If Sitt follows through with stated threats to wait for a new mayoral administration in 2010, Coney Island's already diminished amusement district could spend years as a torn-up wasteland, leaving only the Cyclone, Dino's Wonder Wheel Park, Sideshows by the Seashore, and Nathan's standing amid a vast empty plain.
"You're still going to have a beach," Charles Denson, an author of two books on Coney Island history, says of a post-Sitt era. "You're still going to have a boardwalk, if they still fix it up. And the memory of Coney Island will survive. But I think people will be disappointed when they come down and just see vacant lots."
Dianna Carlin, a boardwalk shopkeeper who was forced to close last month after a run-in with Thor, says company officials "are sacrificing the livelihood of small businesses such as mine and using the prospect of a shut-down Coney Island as leverage against the city in their negotiations." This summer's demolitions, she warns, are just "the beginning of what is to be a vicious war over the rezoning of Coney Island."
Coney Island has been considered ripe for redevelopment seemingly ever since there was a Coney Island. By the 1940s, two of Coney's three Golden Age amusement parks, Dreamland and Luna Park, had succumbed to fire; Robert Moses, the city's great redeveloper who never hesitated to remake a neighborhood with a sweep of his hand, replaced them with the New York Aquarium and the Luna Park Houses. Moses also bulldozed the ancient working-class neighborhood known as the Gut, handing over the land to Fred Trump, father of Donald, to build still more high-rise housing.

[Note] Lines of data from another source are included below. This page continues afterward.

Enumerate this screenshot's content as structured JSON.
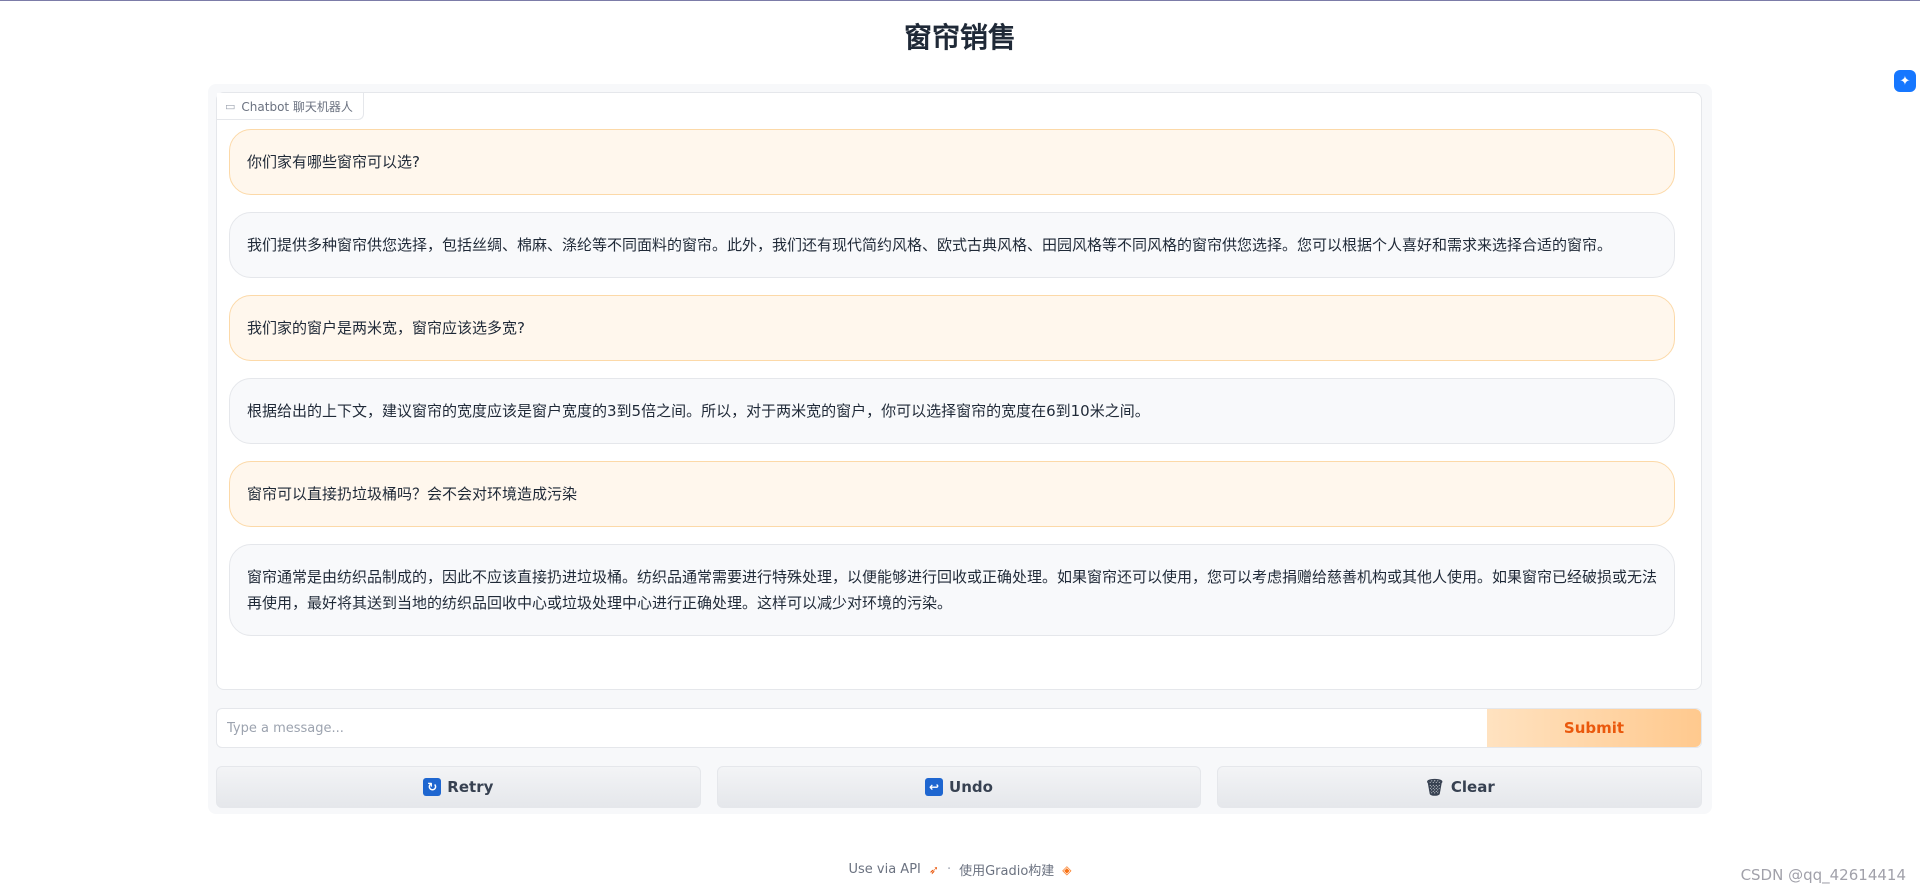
{
  "app": {
    "title": "窗帘销售"
  },
  "chatbot": {
    "label": "Chatbot 聊天机器人",
    "messages": [
      {
        "role": "user",
        "text": "你们家有哪些窗帘可以选?"
      },
      {
        "role": "bot",
        "text": "我们提供多种窗帘供您选择，包括丝绸、棉麻、涤纶等不同面料的窗帘。此外，我们还有现代简约风格、欧式古典风格、田园风格等不同风格的窗帘供您选择。您可以根据个人喜好和需求来选择合适的窗帘。"
      },
      {
        "role": "user",
        "text": "我们家的窗户是两米宽，窗帘应该选多宽?"
      },
      {
        "role": "bot",
        "text": "根据给出的上下文，建议窗帘的宽度应该是窗户宽度的3到5倍之间。所以，对于两米宽的窗户，你可以选择窗帘的宽度在6到10米之间。"
      },
      {
        "role": "user",
        "text": "窗帘可以直接扔垃圾桶吗？会不会对环境造成污染"
      },
      {
        "role": "bot",
        "text": "窗帘通常是由纺织品制成的，因此不应该直接扔进垃圾桶。纺织品通常需要进行特殊处理，以便能够进行回收或正确处理。如果窗帘还可以使用，您可以考虑捐赠给慈善机构或其他人使用。如果窗帘已经破损或无法再使用，最好将其送到当地的纺织品回收中心或垃圾处理中心进行正确处理。这样可以减少对环境的污染。"
      }
    ]
  },
  "input": {
    "placeholder": "Type a message...",
    "value": ""
  },
  "buttons": {
    "submit": "Submit",
    "retry": "Retry",
    "undo": "Undo",
    "clear": "Clear"
  },
  "footer": {
    "api": "Use via API",
    "separator": "·",
    "built": "使用Gradio构建"
  },
  "watermark": "CSDN @qq_42614414",
  "colors": {
    "accent": "#ea580c",
    "user_bubble": "#fff7ed",
    "bot_bubble": "#f8f9fb"
  },
  "icons": {
    "chatbot": "chat-icon",
    "retry": "refresh-icon",
    "undo": "undo-icon",
    "clear": "trash-icon",
    "api": "rocket-icon",
    "gradio": "gradio-logo-icon"
  }
}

Once Steeplechase Park, with its famed mechanical horse-race ride and soaring glass gaming pavilion, shut down in the mid '60s, all that was left was an echo of the beachfront's onetime glory: the landmarked Cyclone and Wonder Wheel, and around them a collection of small-time amusements offering arcade games, Skee-Ball, and the occasional carnival ride and spook house.
But the crowds never stopped coming. In the 1970s, when the great old bathhouses along the boardwalk seemed to be burning daily, millions of people a year still visited. Even now, the tattooed hipsters who visit Sideshows by the Seashore or the annual Mermaid Parade are still far outnumbered by the throngs of mostly working-class families who descend on Coney Island every summer for the same reasons they always have: sand, sun, and entertainment, all for the price of a subway ride and a fistful of game tokens.
"It's always been popular with people of small means who can't afford to go anywhere else," Denson says. It's also served as a place for new immigrants to gain a foothold in running businesses. "You didn't need a lot of money to get in," he adds. "You could run a game or an attraction for the season and make enough money to get ahead."
Rumored casinos and other phantom developments never materialized, and for decades it seemed Coney Island would remain in slowly crumbling stasis. Then, in 2001, Mayor Rudy Giuliani spent $39 million to build KeySpan Park for the minor league Brooklyn Cyclones on the old Steeplechase site. (He also razed the derelict Thunderbolt next door, sending in bulldozers at 6 a.m. to pre-empt those who were hoping to have the 75-year-old wooden coaster landmarked and perhaps reopened.) Another $240 million in MTA money followed to build the airy new Stillwell Avenue subway terminal, and city-built comfort stations and playgrounds began sprouting along the beachfront.